I actually read this book a few months ago, but the surreal nature of it has lingered on my mind ever since. It's a funny kind of novel – distinctive, somewhat familiar, odd in all aspects – and if you were to ask me why I love it so dearly… I wouldn't be able to tell you. Kazuo Ishiguro has crafted a fragile novel that I read with great caution; perhaps under the impression that, with one turn of the page, I could break it, shattering a world that is a blur of own.
Author: Kazuo Ishiguro | Publisher: Faber and Faber | Pages: 288 | Source: Borrowed
Goodreads | Book Depository | Amazon
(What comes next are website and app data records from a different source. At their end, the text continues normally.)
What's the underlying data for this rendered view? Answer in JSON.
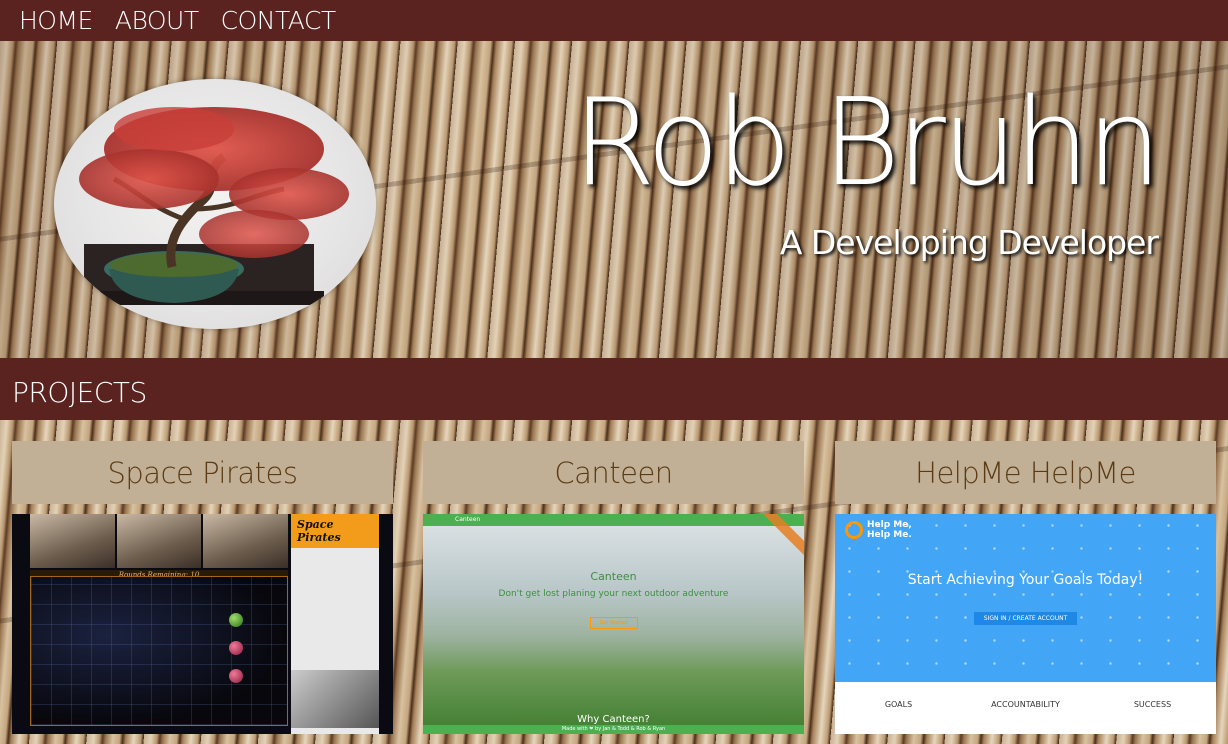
{
  "nav": {
    "items": [
      "HOME",
      "ABOUT",
      "CONTACT"
    ]
  },
  "hero": {
    "title": "Rob Bruhn",
    "subtitle": "A Developing Developer"
  },
  "projects": {
    "heading": "PROJECTS",
    "items": [
      {
        "title": "Space Pirates",
        "screenshot": {
          "app_title": "Space Pirates",
          "rounds_text": "Rounds Remaining: 10"
        }
      },
      {
        "title": "Canteen",
        "screenshot": {
          "nav_title": "Canteen",
          "headline": "Canteen",
          "tagline": "Don't get lost planing your next outdoor adventure",
          "button": "Get Started",
          "section": "Why Canteen?",
          "footer": "Made with ❤ by Jan & Todd & Rob & Ryan"
        }
      },
      {
        "title": "HelpMe HelpMe",
        "screenshot": {
          "logo_text": "Help Me, Help Me.",
          "headline": "Start Achieving Your Goals Today!",
          "button": "SIGN IN / CREATE ACCOUNT",
          "columns": [
            "GOALS",
            "ACCOUNTABILITY",
            "SUCCESS"
          ]
        }
      }
    ]
  },
  "colors": {
    "nav_bg": "#5a2320",
    "card_header": "#c2b096",
    "card_title": "#5a3b15"
  }
}
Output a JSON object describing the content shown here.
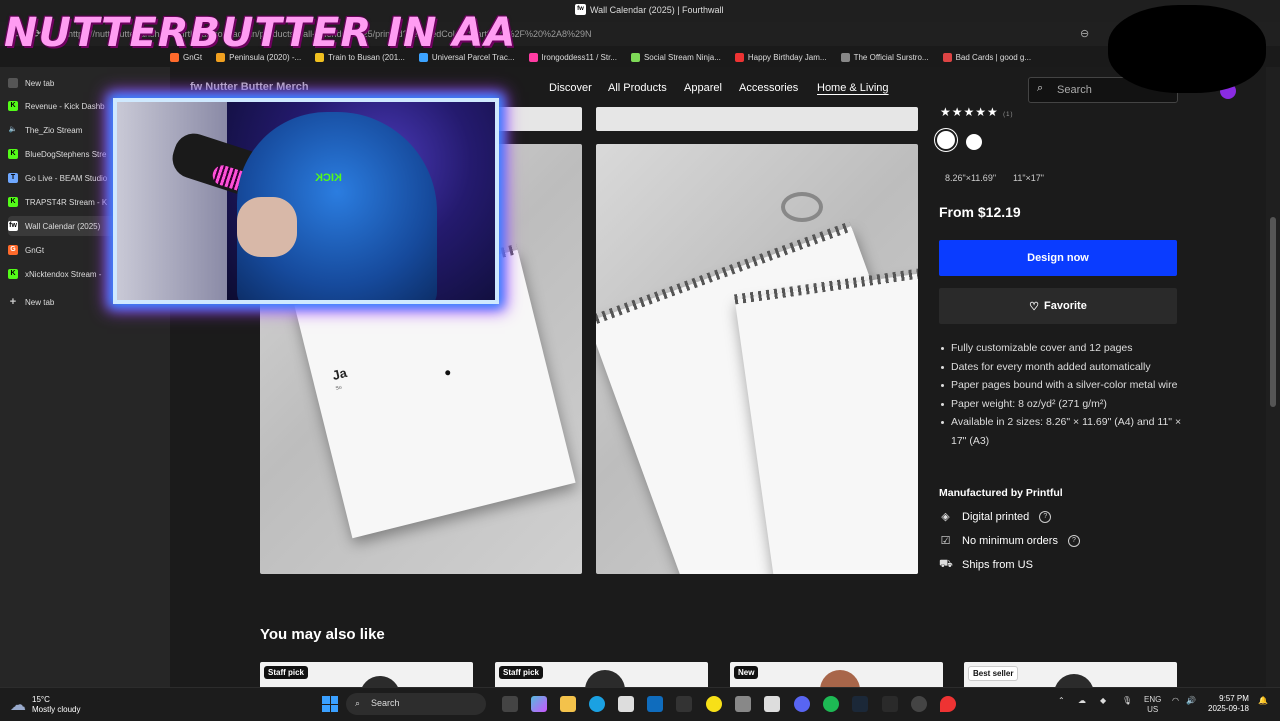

As a child, Kathy – now thirty-one years old – lived at Hailsham, a private school in the scenic English countryside where the children were sheltered from the outside world, brought up to believe that they were special and that their well-being was crucial not only for themselves but for the society they would eventually enter. Kathy had long ago put this idyllic past behind her, but when two of her Hailsham friends come back into her life, she stops resisting the pull of memory.
And so, as her friendship with Ruth is rekindled, and as the feelings that long ago fueled her adolescent crush on Tommy begin to deepen into love, Kathy recalls their years at Hailsham. She describes happy scenes of boys and girls growing up together, unperturbed – even comforted – by their isolation. But she describes other scenes as well: of discord and misunderstanding that hint at a dark secret behind Hailsham’s nurturing facade. With the dawning clarity of hindsight, the three friends are compelled to face the truth about their childhood–and about their lives now.
MY THOUGHTS: Never Let Me Go will not be for everyone. Yet there will be some who just get it; some who are immediately entranced by the slow, sleep-inducing metronomic flow of words; some who will fall to sleep the night after finishing, with echoes of Hailsham littering their dreams. Never Let Me Go will not please the entire crowd of dystopian-lovers, just the few of them who want brilliant prose and a subtle element of darkness.
“A part of us stayed like that: fearful of the world around us, and-no matter how much we despised ourselves for it-unable quite to let each other go.”
But, perhaps the most fascinating element of this novel is Ishiguro's characterisation as characters are rarely - if ever - quite as human as they are in Never Let Me Go. Which is incredibly ironic given their formulaic upbringings; the isolated Kathy, the manipulative Ruth, the manipulated Tommy have all been broken by the society in which they live: a society which arouses some questions about our own. Kathy's narrative is fragile, and the clarity with which she regards the past is questionable… Ishiguro has created a protagonist, whose voice is rich and true-spoken, and yet confused and splintered.
“Poor creatures. What did we do to you? With all our schemes and plans?”
All in all, I really cannot recommend Never Let Me Go enough; like I said to begin with, it won't be for everyone, but if you want a refreshing narrative and a prose which raises many philosophical questions, you should give this a go.
Ishiguro has this very odd way with words… his words evoke incredibly strong images, memories and feelings. Everything about his version of contemporary England is strangely nostalgic and recognisable – which I guess adds to how unnerving the whole novel is.